START Records for processing

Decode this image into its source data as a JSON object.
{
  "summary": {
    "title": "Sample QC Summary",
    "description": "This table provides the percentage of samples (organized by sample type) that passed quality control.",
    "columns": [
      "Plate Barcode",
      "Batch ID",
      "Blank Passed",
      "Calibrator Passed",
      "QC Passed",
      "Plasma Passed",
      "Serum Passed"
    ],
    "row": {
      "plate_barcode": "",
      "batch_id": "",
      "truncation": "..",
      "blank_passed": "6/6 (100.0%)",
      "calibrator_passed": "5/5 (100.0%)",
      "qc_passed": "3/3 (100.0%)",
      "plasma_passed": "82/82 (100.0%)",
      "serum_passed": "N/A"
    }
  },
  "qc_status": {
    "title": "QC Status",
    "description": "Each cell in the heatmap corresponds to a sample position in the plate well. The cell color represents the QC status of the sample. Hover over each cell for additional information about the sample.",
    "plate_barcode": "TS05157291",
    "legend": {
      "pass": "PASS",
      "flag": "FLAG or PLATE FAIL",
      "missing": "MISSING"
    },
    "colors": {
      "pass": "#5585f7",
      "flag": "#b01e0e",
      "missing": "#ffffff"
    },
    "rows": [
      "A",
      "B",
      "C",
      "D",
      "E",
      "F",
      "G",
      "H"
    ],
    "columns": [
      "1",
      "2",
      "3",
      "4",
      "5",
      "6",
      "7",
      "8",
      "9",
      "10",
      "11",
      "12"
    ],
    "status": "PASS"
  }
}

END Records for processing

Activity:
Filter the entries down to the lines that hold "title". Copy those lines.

Response for this exercise:
    "title": "Sample QC Summary",
    "title": "QC Status",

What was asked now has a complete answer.